This paper examines critiques of government education policy reforms affecting initial teacher education and locates them in relation to issues of power and control. Such a contextualisation is facilitated by reference to the ideas of Foucault and discourse analysis. I suggest that academic critiques can be entertained as modes of power in their own right. Academic intellectuals characteristically neglect to enlighten their audience about the implicit intellectual resources which they utilise to construct knowledge claims and truth. My conclusion is that reflection by academics about the nature of their particular discourse would be valuable and contribute to a more open intellectual and policy culture.
|Number of pages||7|

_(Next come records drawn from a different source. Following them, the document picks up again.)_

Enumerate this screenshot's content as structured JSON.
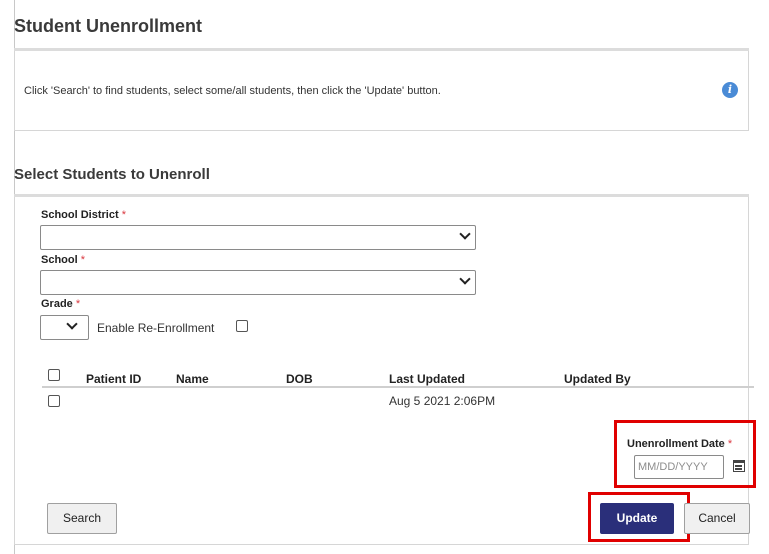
{
  "page": {
    "title": "Student Unenrollment",
    "info_text": "Click 'Search' to find students, select some/all students, then click the 'Update' button.",
    "info_icon": "info-icon"
  },
  "section": {
    "title": "Select Students to Unenroll"
  },
  "form": {
    "school_district": {
      "label": "School District",
      "required_mark": "*",
      "value": ""
    },
    "school": {
      "label": "School",
      "required_mark": "*",
      "value": ""
    },
    "grade": {
      "label": "Grade",
      "required_mark": "*",
      "value": ""
    },
    "re_enrollment": {
      "label": "Enable Re-Enrollment",
      "checked": false
    }
  },
  "table": {
    "headers": [
      "Patient ID",
      "Name",
      "DOB",
      "Last Updated",
      "Updated By"
    ],
    "rows": [
      {
        "patient_id": "",
        "name": "",
        "dob": "",
        "last_updated": "Aug 5 2021 2:06PM",
        "updated_by": ""
      }
    ]
  },
  "unenrollment_date": {
    "label": "Unenrollment Date",
    "required_mark": "*",
    "placeholder": "MM/DD/YYYY",
    "value": ""
  },
  "buttons": {
    "search": "Search",
    "update": "Update",
    "cancel": "Cancel"
  },
  "colors": {
    "primary": "#2a2f7a",
    "highlight": "#e00000",
    "required": "#d9363e",
    "info": "#4a8bd6"
  }
}
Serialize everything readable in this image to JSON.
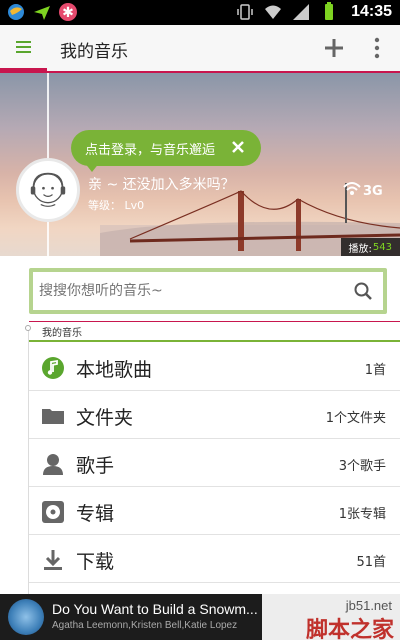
{
  "status_bar": {
    "time": "14:35",
    "left_icons": [
      "browser-icon",
      "send-icon",
      "asterisk-app-icon"
    ],
    "right_icons": [
      "vibrate-icon",
      "wifi-icon",
      "signal-icon",
      "battery-icon"
    ]
  },
  "app_bar": {
    "title": "我的音乐",
    "menu_icon": "hamburger-icon",
    "add_icon": "plus-icon",
    "more_icon": "more-vert-icon"
  },
  "hero": {
    "login_prompt": "点击登录，与音乐邂逅",
    "greeting": "亲 ~ 还没加入多米吗？",
    "level": "等级： Lv0",
    "network_label": "3G",
    "play_label": "播放:",
    "play_count": "543"
  },
  "search": {
    "placeholder": "搜搜你想听的音乐~"
  },
  "section": {
    "label": "我的音乐"
  },
  "list": [
    {
      "icon": "music-note-icon",
      "label": "本地歌曲",
      "count": "1首"
    },
    {
      "icon": "folder-icon",
      "label": "文件夹",
      "count": "1个文件夹"
    },
    {
      "icon": "singer-icon",
      "label": "歌手",
      "count": "3个歌手"
    },
    {
      "icon": "album-icon",
      "label": "专辑",
      "count": "1张专辑"
    },
    {
      "icon": "download-icon",
      "label": "下载",
      "count": "51首"
    }
  ],
  "now_playing": {
    "title": "Do You Want to Build a Snowm...",
    "artist": "Agatha Leemonn,Kristen Bell,Katie Lopez"
  },
  "watermark": {
    "url": "jb51.net",
    "name": "脚本之家"
  },
  "colors": {
    "accent_green": "#7ab337",
    "accent_pink": "#c8164e"
  }
}
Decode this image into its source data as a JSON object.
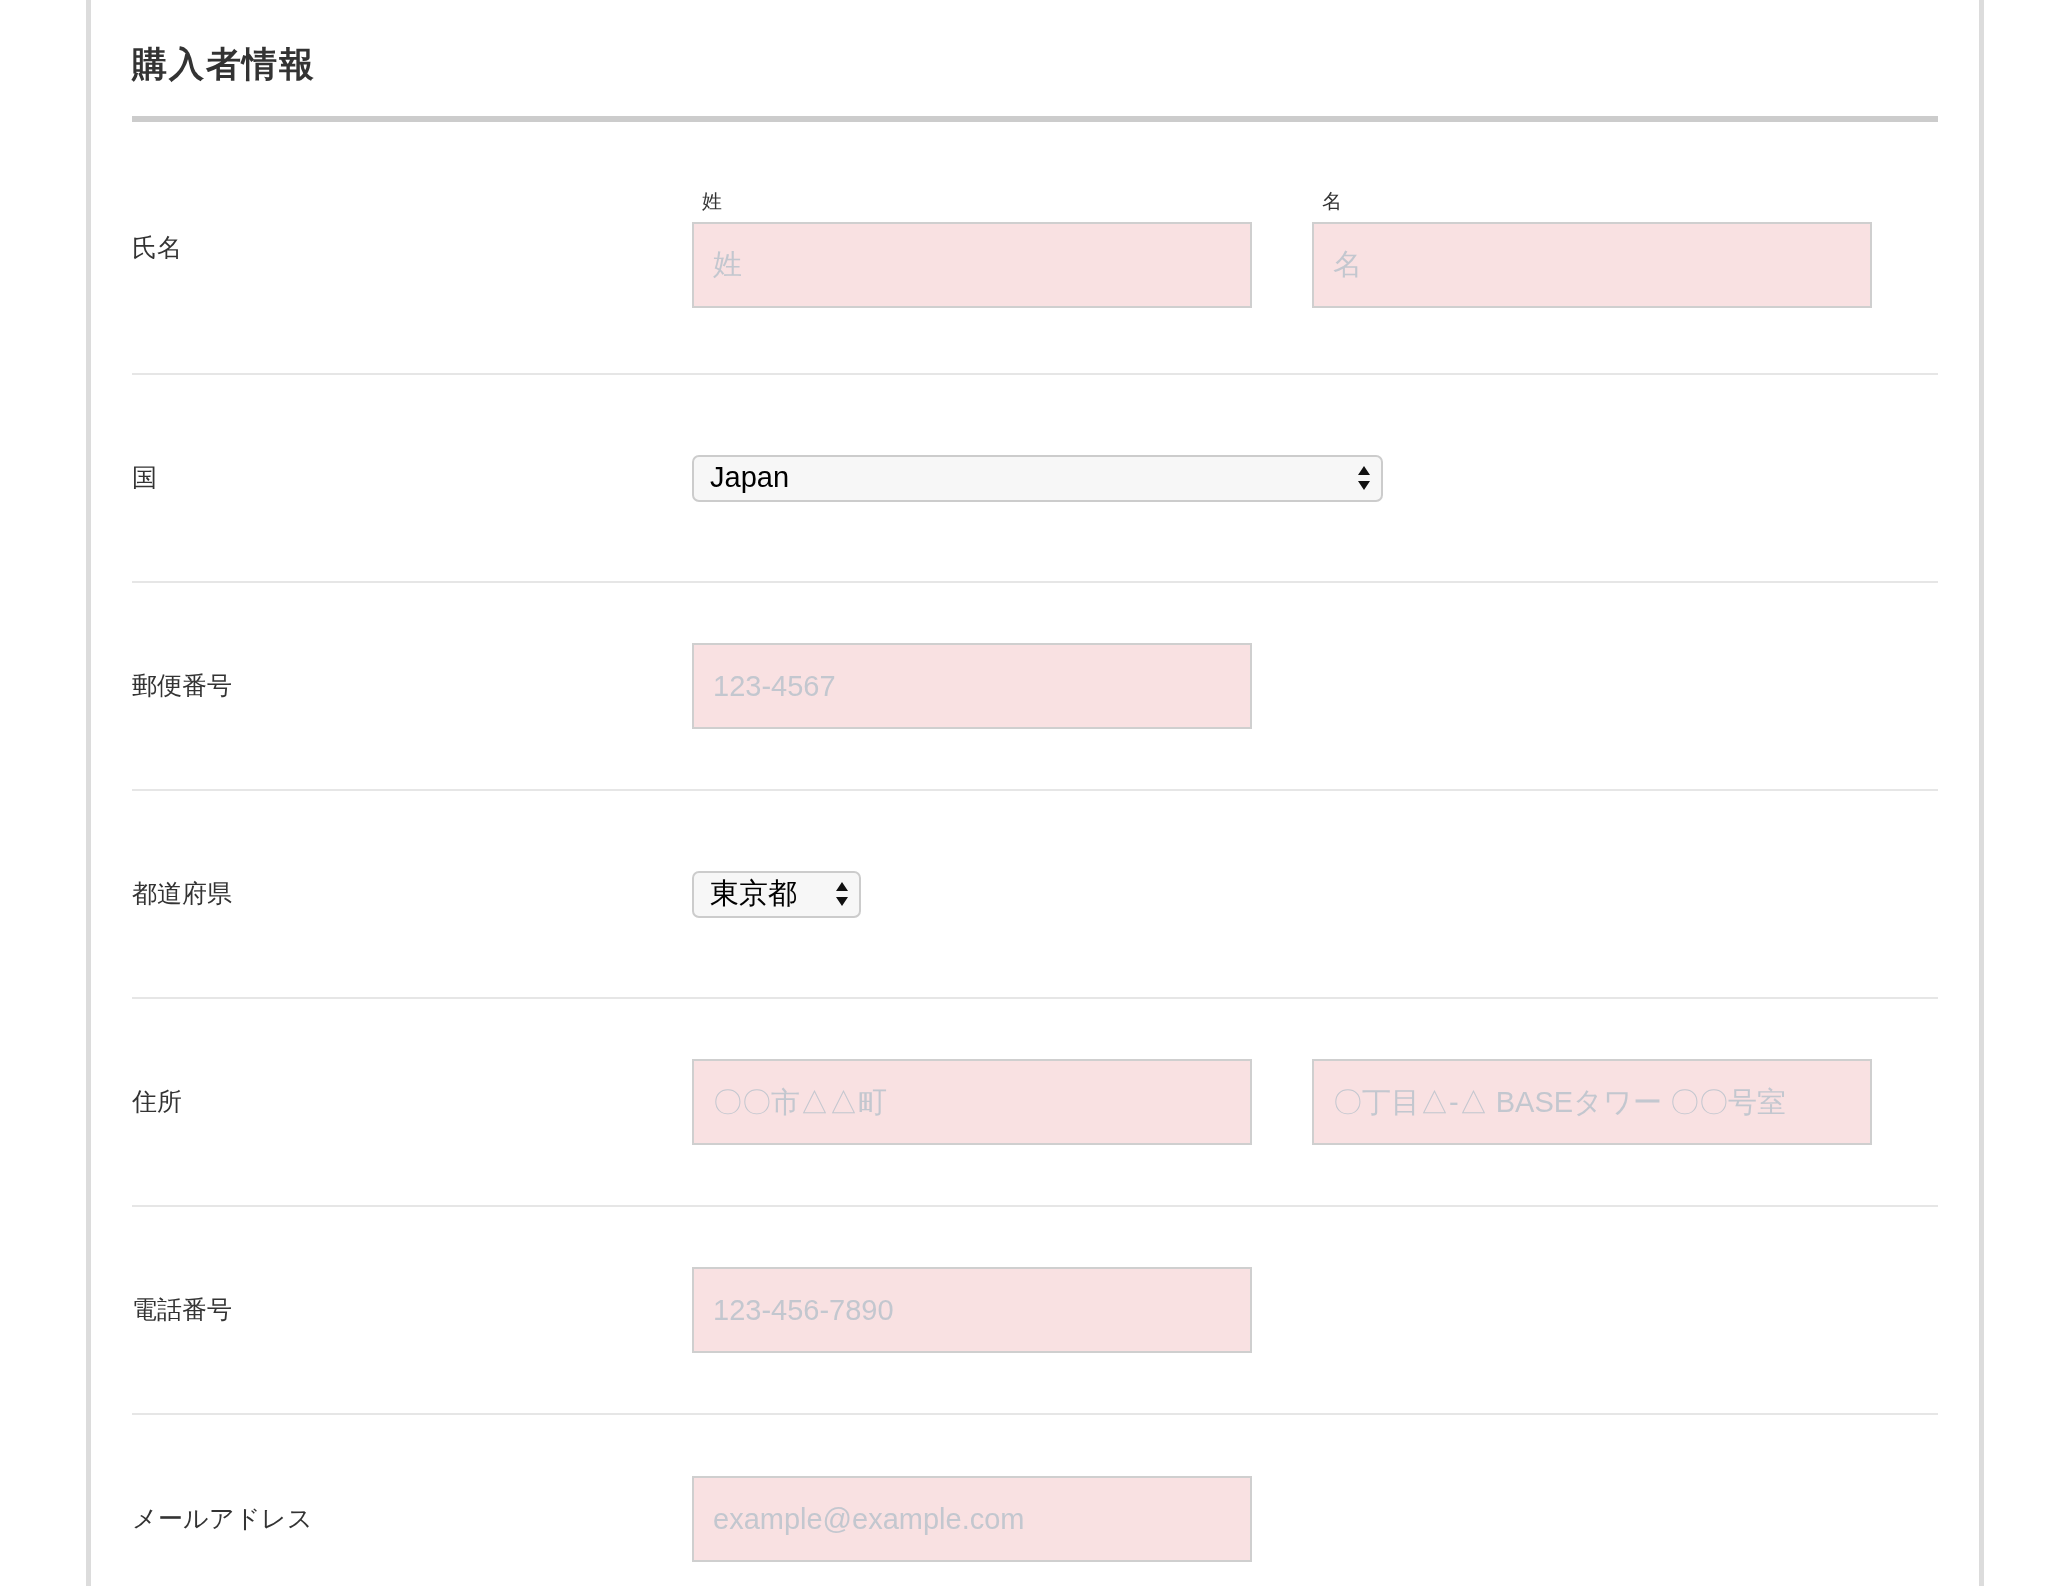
{
  "heading": "購入者情報",
  "rows": [
    {
      "label": "氏名",
      "kind": "text",
      "inputs": [
        {
          "sublabel": "姓",
          "placeholder": "姓"
        },
        {
          "sublabel": "名",
          "placeholder": "名"
        }
      ]
    },
    {
      "label": "国",
      "kind": "dropdown",
      "value": "Japan"
    },
    {
      "label": "郵便番号",
      "kind": "text",
      "inputs": [
        {
          "placeholder": "123-4567"
        }
      ]
    },
    {
      "label": "都道府県",
      "kind": "compact-dropdown",
      "value": "東京都"
    },
    {
      "label": "住所",
      "kind": "text",
      "inputs": [
        {
          "placeholder": "〇〇市△△町"
        },
        {
          "placeholder": "〇丁目△-△ BASEタワー 〇〇号室"
        }
      ]
    },
    {
      "label": "電話番号",
      "kind": "text",
      "inputs": [
        {
          "placeholder": "123-456-7890"
        }
      ]
    },
    {
      "label": "メールアドレス",
      "kind": "text",
      "inputs": [
        {
          "placeholder": "example@example.com"
        }
      ]
    }
  ]
}
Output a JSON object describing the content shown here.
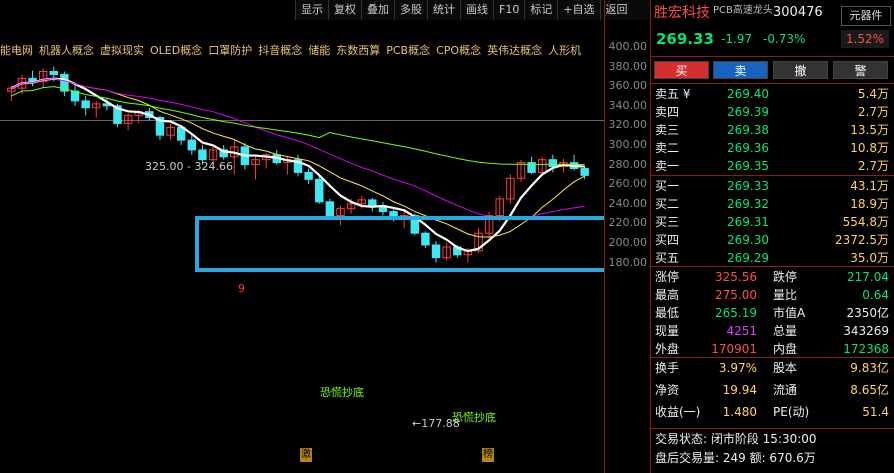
{
  "toolbar": [
    "显示",
    "复权",
    "叠加",
    "多股",
    "统计",
    "画线",
    "F10",
    "标记",
    "+自选",
    "返回"
  ],
  "concepts": [
    "能电网",
    "机器人概念",
    "虚拟现实",
    "OLED概念",
    "口罩防护",
    "抖音概念",
    "储能",
    "东数西算",
    "PCB概念",
    "CPO概念",
    "英伟达概念",
    "人形机"
  ],
  "yaxis": [
    "400.00",
    "380.00",
    "360.00",
    "340.00",
    "320.00",
    "300.00",
    "280.00",
    "260.00",
    "240.00",
    "220.00",
    "200.00",
    "180.00"
  ],
  "annotations": {
    "range_label": "325.00 - 324.66",
    "nine": "9",
    "panic1": "恐慌抄底",
    "panic2": "恐慌抄底",
    "low_label": "←177.88",
    "mark1": "激",
    "mark2": "榜"
  },
  "stock": {
    "name": "胜宏科技",
    "code": "300476",
    "sub": "PCB高速龙头",
    "sector": "元器件",
    "price": "269.33",
    "change": "-1.97",
    "change_pct": "-0.73%",
    "amplitude": "1.52%"
  },
  "buttons": [
    "买",
    "卖",
    "撤",
    "警"
  ],
  "asks": [
    {
      "label": "卖五 ¥",
      "price": "269.40",
      "vol": "5.4万"
    },
    {
      "label": "卖四",
      "price": "269.39",
      "vol": "2.7万"
    },
    {
      "label": "卖三",
      "price": "269.38",
      "vol": "13.5万"
    },
    {
      "label": "卖二",
      "price": "269.36",
      "vol": "10.8万"
    },
    {
      "label": "卖一",
      "price": "269.35",
      "vol": "2.7万"
    }
  ],
  "bids": [
    {
      "label": "买一",
      "price": "269.33",
      "vol": "43.1万"
    },
    {
      "label": "买二",
      "price": "269.32",
      "vol": "18.9万"
    },
    {
      "label": "买三",
      "price": "269.31",
      "vol": "554.8万"
    },
    {
      "label": "买四",
      "price": "269.30",
      "vol": "2372.5万"
    },
    {
      "label": "买五",
      "price": "269.29",
      "vol": "35.0万"
    }
  ],
  "stats1": [
    {
      "l1": "涨停",
      "v1": "325.56",
      "c1": "red",
      "l2": "跌停",
      "v2": "217.04",
      "c2": "green"
    },
    {
      "l1": "最高",
      "v1": "275.00",
      "c1": "red",
      "l2": "量比",
      "v2": "0.64",
      "c2": "green"
    },
    {
      "l1": "最低",
      "v1": "265.19",
      "c1": "green",
      "l2": "市值A",
      "v2": "2350亿",
      "c2": "white"
    },
    {
      "l1": "现量",
      "v1": "4251",
      "c1": "mag",
      "l2": "总量",
      "v2": "343269",
      "c2": "white"
    },
    {
      "l1": "外盘",
      "v1": "170901",
      "c1": "red",
      "l2": "内盘",
      "v2": "172368",
      "c2": "green"
    }
  ],
  "stats2": [
    {
      "l1": "换手",
      "v1": "3.97%",
      "l2": "股本",
      "v2": "9.83亿"
    },
    {
      "l1": "净资",
      "v1": "19.94",
      "l2": "流通",
      "v2": "8.65亿"
    },
    {
      "l1": "收益(一)",
      "v1": "1.480",
      "l2": "PE(动)",
      "v2": "51.4"
    }
  ],
  "footer": {
    "status": "交易状态: 闭市阶段 15:30:00",
    "after": "盘后交易量: 249  额: 670.6万"
  },
  "chart_data": {
    "type": "candlestick",
    "ylim": [
      170,
      410
    ],
    "candles": [
      [
        355,
        360,
        345,
        358
      ],
      [
        358,
        372,
        352,
        368
      ],
      [
        368,
        376,
        360,
        365
      ],
      [
        365,
        378,
        358,
        375
      ],
      [
        375,
        380,
        365,
        372
      ],
      [
        372,
        375,
        350,
        355
      ],
      [
        355,
        362,
        340,
        345
      ],
      [
        345,
        350,
        330,
        338
      ],
      [
        338,
        345,
        328,
        342
      ],
      [
        342,
        348,
        335,
        340
      ],
      [
        340,
        342,
        318,
        322
      ],
      [
        322,
        332,
        315,
        330
      ],
      [
        330,
        336,
        322,
        334
      ],
      [
        334,
        338,
        325,
        328
      ],
      [
        328,
        330,
        305,
        310
      ],
      [
        310,
        322,
        305,
        318
      ],
      [
        318,
        320,
        300,
        305
      ],
      [
        305,
        312,
        290,
        295
      ],
      [
        295,
        300,
        280,
        285
      ],
      [
        285,
        298,
        278,
        295
      ],
      [
        295,
        300,
        285,
        288
      ],
      [
        288,
        305,
        270,
        298
      ],
      [
        298,
        302,
        275,
        280
      ],
      [
        280,
        288,
        265,
        285
      ],
      [
        285,
        292,
        276,
        290
      ],
      [
        290,
        295,
        280,
        282
      ],
      [
        282,
        288,
        270,
        285
      ],
      [
        285,
        290,
        268,
        272
      ],
      [
        272,
        276,
        260,
        265
      ],
      [
        265,
        268,
        240,
        242
      ],
      [
        242,
        245,
        225,
        228
      ],
      [
        228,
        238,
        218,
        235
      ],
      [
        235,
        245,
        230,
        240
      ],
      [
        240,
        248,
        235,
        244
      ],
      [
        244,
        246,
        232,
        238
      ],
      [
        238,
        242,
        228,
        232
      ],
      [
        232,
        236,
        222,
        225
      ],
      [
        225,
        232,
        215,
        228
      ],
      [
        228,
        230,
        208,
        210
      ],
      [
        210,
        212,
        195,
        198
      ],
      [
        198,
        202,
        180,
        185
      ],
      [
        185,
        200,
        182,
        196
      ],
      [
        196,
        198,
        185,
        188
      ],
      [
        188,
        195,
        180,
        192
      ],
      [
        192,
        215,
        190,
        210
      ],
      [
        210,
        232,
        205,
        228
      ],
      [
        228,
        248,
        222,
        245
      ],
      [
        245,
        270,
        240,
        266
      ],
      [
        266,
        285,
        262,
        282
      ],
      [
        282,
        288,
        270,
        272
      ],
      [
        272,
        288,
        268,
        285
      ],
      [
        285,
        290,
        272,
        278
      ],
      [
        278,
        286,
        272,
        282
      ],
      [
        282,
        290,
        274,
        276
      ],
      [
        276,
        278,
        265,
        269
      ]
    ]
  }
}
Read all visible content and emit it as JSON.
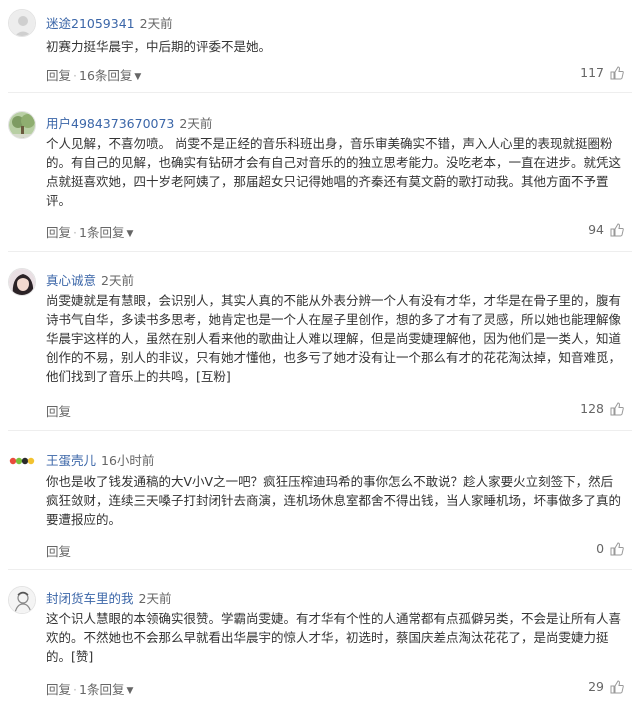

|Journal||Education in the North|
|Publication status||Published - 2002|